Emmure bounce back from their line-up reshuffle.
For the purpose of this review I feel it’s definitely worth revisiting a post from about 5 months ago, 5 Things I Would Like To See On The New Emmure Album & 1 Thing I Don’t, and compare those expectations to the reality of what is their 7th album.
Whilst there honestly isn’t much in the way of percussive instruments on Look At Yourself, there definitely is an effort to try different approaches to rhythm work than on previous outings. Whether it’s the bouncy groove of tracks such as “Flag Of The Beast”, or the flailing attack of “Smokey”, the new rhythm section of Emmure know how to lock tightly into patterns of chugs that create the most impact, whilst occasionally offering something a little bit knew in the mathcore-flavour timings.
Different Guitar Work
Lets be real here- the guitars aren’t all that different from previous Emmure records. Dream Theatre this ain’t. However, the band do opt to dip their collective toes into a few different sounds. First single “Torch” brilliantly incorporates clean guitars to contrast the juddering breakdowns in the background, and new guitarist Josh Travis (of Glass Cloud and The Tony Danza Tap Dance Extravaganza fame) manages to make his seven string groan and grunt in a way that I’ve not heard before, used to devastating effect on “Russian Hotel Aftermath”.
Instead of taking a stripped down approach to the guitar work, and opting for riffs that are simple yet effective- much like hardcore bands like Terror, Emmure have taken a leaf from nu-metal, mathcore and deathcore to form an amalgamation of sounds that are guttural, frenetic and groovy. It’s a combination that definitely works, but over the course of 13 songs and 30ish minutes it can grow a tad tiresome- thankfully the band keep most songs short and to the point.
Comic Book Lyrics
Nah, sorry mate. None of those superhero/manga story lyricisms here, as Frankie Palmeri explains in this interview with Wall Of Sound:
“No, there’s no comic book or video game references in most of our back catalogue” – he says dismissively, alluding to misinterpretation of others over the years. “Slave to the Game’ was the record that had the most of that kind of thing going on. The truth of the matter is, the reason that happened was that I wasn’t really feeling the material on that album. When I can’t get in a place to write about anything that’s real to me, I search for ways to fill up what I call the dead-space on the record.”
Although there isn’t much in the way of dynamics in terms of quiet-to-loud interplay, there is a bit more exploration of light and shade, as well as slower tempos.
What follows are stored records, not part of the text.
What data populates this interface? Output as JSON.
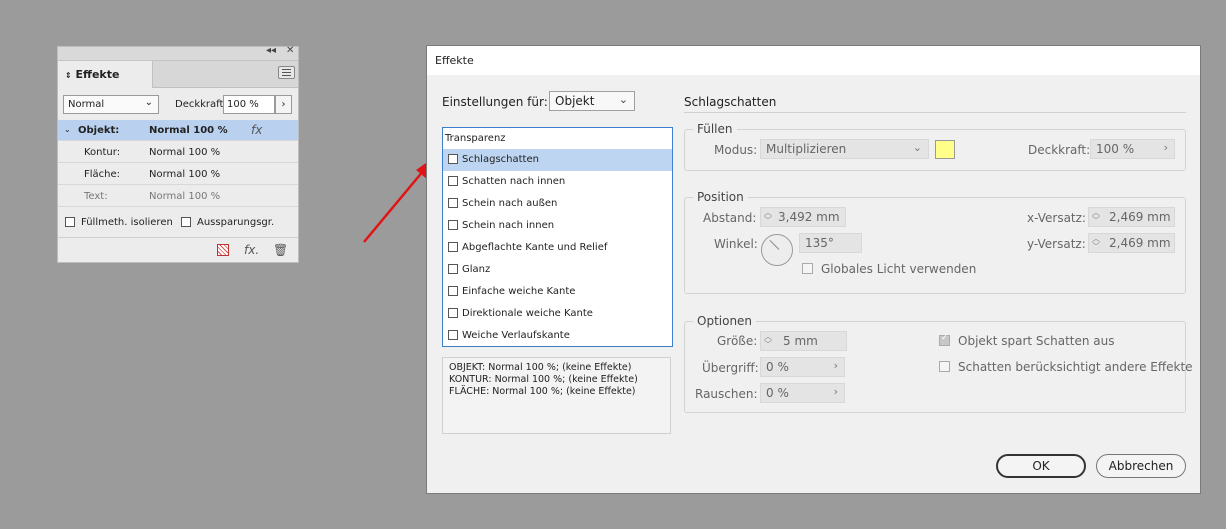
{
  "panel": {
    "tab_label": "Effekte",
    "mode_select": "Normal",
    "opacity_label": "Deckkraft:",
    "opacity_value": "100 %",
    "rows": [
      {
        "label": "Objekt:",
        "value": "Normal 100 %"
      },
      {
        "label": "Kontur:",
        "value": "Normal 100 %"
      },
      {
        "label": "Fläche:",
        "value": "Normal 100 %"
      },
      {
        "label": "Text:",
        "value": "Normal 100 %"
      }
    ],
    "fx_label": "fx",
    "isolate_label": "Füllmeth. isolieren",
    "knockout_label": "Aussparungsgr.",
    "footer_fx": "fx."
  },
  "dialog": {
    "title": "Effekte",
    "settings_for_label": "Einstellungen für:",
    "settings_for_value": "Objekt",
    "effects": [
      {
        "label": "Transparenz",
        "checkbox": false
      },
      {
        "label": "Schlagschatten",
        "checkbox": true
      },
      {
        "label": "Schatten nach innen",
        "checkbox": true
      },
      {
        "label": "Schein nach außen",
        "checkbox": true
      },
      {
        "label": "Schein nach innen",
        "checkbox": true
      },
      {
        "label": "Abgeflachte Kante und Relief",
        "checkbox": true
      },
      {
        "label": "Glanz",
        "checkbox": true
      },
      {
        "label": "Einfache weiche Kante",
        "checkbox": true
      },
      {
        "label": "Direktionale weiche Kante",
        "checkbox": true
      },
      {
        "label": "Weiche Verlaufskante",
        "checkbox": true
      }
    ],
    "summary": [
      "OBJEKT: Normal 100 %; (keine Effekte)",
      "KONTUR: Normal 100 %; (keine Effekte)",
      "FLÄCHE: Normal 100 %; (keine Effekte)"
    ],
    "section_title": "Schlagschatten",
    "fill": {
      "title": "Füllen",
      "mode_label": "Modus:",
      "mode_value": "Multiplizieren",
      "swatch_color": "#ffff8a",
      "opacity_label": "Deckkraft:",
      "opacity_value": "100 %"
    },
    "position": {
      "title": "Position",
      "distance_label": "Abstand:",
      "distance_value": "3,492 mm",
      "angle_label": "Winkel:",
      "angle_value": "135°",
      "global_light_label": "Globales Licht verwenden",
      "x_offset_label": "x-Versatz:",
      "x_offset_value": "2,469 mm",
      "y_offset_label": "y-Versatz:",
      "y_offset_value": "2,469 mm"
    },
    "options": {
      "title": "Optionen",
      "size_label": "Größe:",
      "size_value": "5 mm",
      "spread_label": "Übergriff:",
      "spread_value": "0 %",
      "noise_label": "Rauschen:",
      "noise_value": "0 %",
      "knocks_out_label": "Objekt spart Schatten aus",
      "honors_label": "Schatten berücksichtigt andere Effekte"
    },
    "ok_label": "OK",
    "cancel_label": "Abbrechen"
  }
}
The most noticeable example would be “Ice Man Confessions”, which utilizes a mid-tempo slow burning verse of haunting guitar melodies and a crawling bass lines, before exploding into a signature Emmure chorus, replete with guitar squeals and bleeps.
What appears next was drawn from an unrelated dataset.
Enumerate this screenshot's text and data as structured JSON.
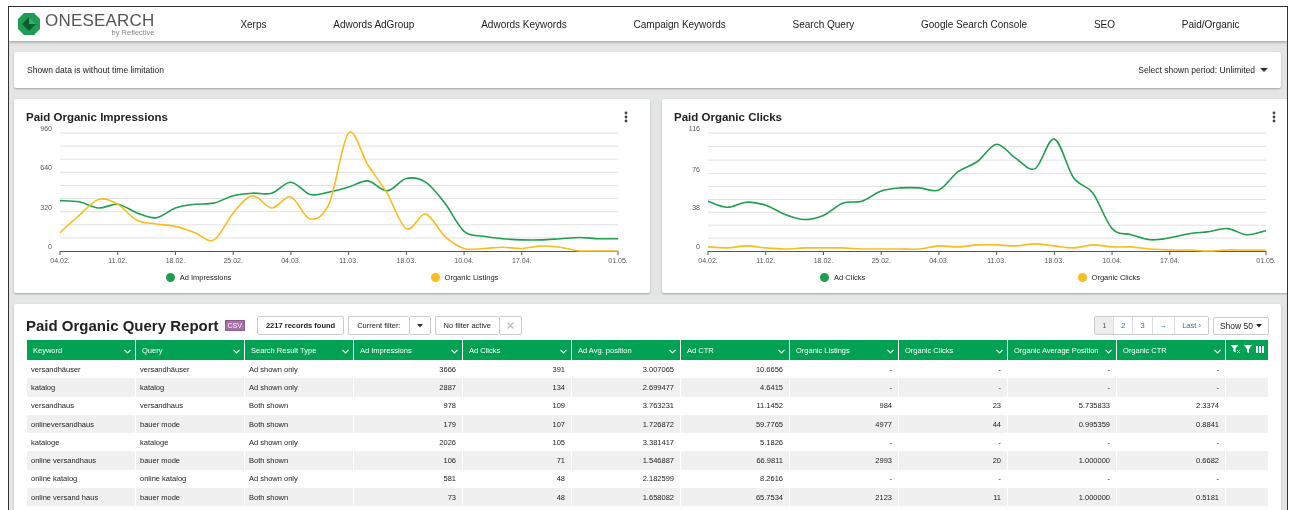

The One Thing I Didn’t Want… Bad Lyrics
Whilst nowhere near as bad as previous efforts, this is not Shakespeare level of thoughtful poetry. You’d hope that by calling the album Look At Yourself, Frankie might choose to write lyrics that are introspective and reflective- I guess they are to an extent, but there’s no subtlety to it whatsoever.
What do you think? Do you agree or disagree? What albums should I review next? Feel free to leave a comment, like this blog post, like the Facebook page , follow the Pinterest page, and follow this blog for more content.